If you were making a list of historically significant artifacts, ladders may not be among the first items to come to mind. Ladders are one of those everyday things we never think about until we need one, and as soon as we put them away, they’re out of mind again.
Still, the ladder was an important invention when it burst onto the scene roughly 10,000 years ago. Suddenly humans had access to places that previously had been beyond our reach. Let’s take a look at some interesting — dare I even say “cool” — ladders from years gone by.
The first ladder
We may never know who invented the first ladder, commonly known as a series of steps attached to two poles that safely (hopefully) get you from Point A to Point B — typically vertically. Historians have determined that the ladder was conceived at least 10,000 years ago. A cave in Spain depicts the ladder. Another thing? It also is mentioned in the Bible as the subject of Jacob’s dream of reaching heaven with the help of a ladder. Some older versions of ladders were made from rope instead of the wood and metal used in many modern ladders.
It may be hard to believe, but this is the only ladder on the National Historical Register. In 1893, the ladder was placed on the southeast side of Devil’s Tower in Wyoming by William Rogers and Willard Ripley, local ranchers who decided to climb to the top for an annual Fourth of July celebration.
Their trek marked the first time anyone had ever attempted to formally climb the Tower. Rogers and Ripley used native oak, ash, and willow to make pegs that were driven into a large vertical crack between two of the Tower columns. A plank was placed across each pair of pegs to construct the ladder steps. By the time the ranchers were done with construction, the ladder stretched 350 feet to the summit of the Tower.
On July 4, 1893, 1000 spectators gathered at the base of Devils Tower to watch Rogers make his ascent. Many had journeyed more than 100 miles—several days of hard travel by horse and wagon—to witness the feat. With the help of his ladder, Rogers made it to the top in about an hour.
The humble step ladder
Just about every American household has one — the step ladder. This invention dates back to 1862 when John H. Basely of Dayton, Ohio, applied for a patent on his invention — a ladder with hinges that could be folded up and packed away when not in use. Here’s what a Daily Dayton Journal newspaper advertisement said about his invention: “J. H. Balsley’s Improved Steps!

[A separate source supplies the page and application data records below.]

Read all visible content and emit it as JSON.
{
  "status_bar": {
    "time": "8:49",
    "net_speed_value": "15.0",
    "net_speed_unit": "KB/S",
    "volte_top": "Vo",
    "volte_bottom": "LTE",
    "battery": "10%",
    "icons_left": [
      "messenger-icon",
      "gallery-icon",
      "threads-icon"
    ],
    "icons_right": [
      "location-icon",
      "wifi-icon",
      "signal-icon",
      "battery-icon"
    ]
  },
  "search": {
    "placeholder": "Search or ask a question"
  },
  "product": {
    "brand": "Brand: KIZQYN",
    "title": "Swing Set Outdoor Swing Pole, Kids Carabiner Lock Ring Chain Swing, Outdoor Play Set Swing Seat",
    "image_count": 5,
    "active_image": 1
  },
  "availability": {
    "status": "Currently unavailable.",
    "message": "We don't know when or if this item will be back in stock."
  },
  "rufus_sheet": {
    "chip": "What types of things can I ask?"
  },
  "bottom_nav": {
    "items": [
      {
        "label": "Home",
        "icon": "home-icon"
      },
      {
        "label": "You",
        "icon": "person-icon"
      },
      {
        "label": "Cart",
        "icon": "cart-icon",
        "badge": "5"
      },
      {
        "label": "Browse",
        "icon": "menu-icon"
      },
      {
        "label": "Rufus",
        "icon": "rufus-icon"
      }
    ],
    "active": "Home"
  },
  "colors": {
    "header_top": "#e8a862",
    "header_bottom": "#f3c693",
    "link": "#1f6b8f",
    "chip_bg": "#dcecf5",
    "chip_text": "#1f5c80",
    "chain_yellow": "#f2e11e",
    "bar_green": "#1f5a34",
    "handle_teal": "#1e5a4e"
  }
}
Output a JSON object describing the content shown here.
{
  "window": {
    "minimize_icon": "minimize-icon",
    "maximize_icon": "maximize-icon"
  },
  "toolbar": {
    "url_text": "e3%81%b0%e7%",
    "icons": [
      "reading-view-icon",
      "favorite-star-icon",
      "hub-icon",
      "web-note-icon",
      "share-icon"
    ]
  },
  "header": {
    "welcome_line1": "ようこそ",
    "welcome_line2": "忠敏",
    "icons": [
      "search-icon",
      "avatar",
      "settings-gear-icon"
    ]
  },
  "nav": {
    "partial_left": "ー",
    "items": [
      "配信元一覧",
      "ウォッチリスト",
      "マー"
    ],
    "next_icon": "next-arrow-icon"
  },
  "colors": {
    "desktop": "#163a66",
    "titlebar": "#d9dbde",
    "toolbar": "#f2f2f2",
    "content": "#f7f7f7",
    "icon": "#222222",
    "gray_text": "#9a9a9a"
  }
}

These light and Strong Step Ladders can now be had at wholesale and retail, from five to ten feet high; and common Ladders from ten to forty feet in length.”
Buildings erected during the late 1800’s were getting taller and taller. Because of that, firefighters were challenged on how to scale these structures in the event of an emergency. That’s why the pompier ladder became increasingly popular. The ladder, which is shaped like a question mark, allows the user to drive it hook first into a window sill above him. Once the hook is pulled into the sill, the firefighter would climb onto the window sill and raise the pompier ladder to the next floor to repeat the process.
The ladder was originally designed to access buildings via enclosed alleys, lightwells and yards to which other types of ladders could not be taken.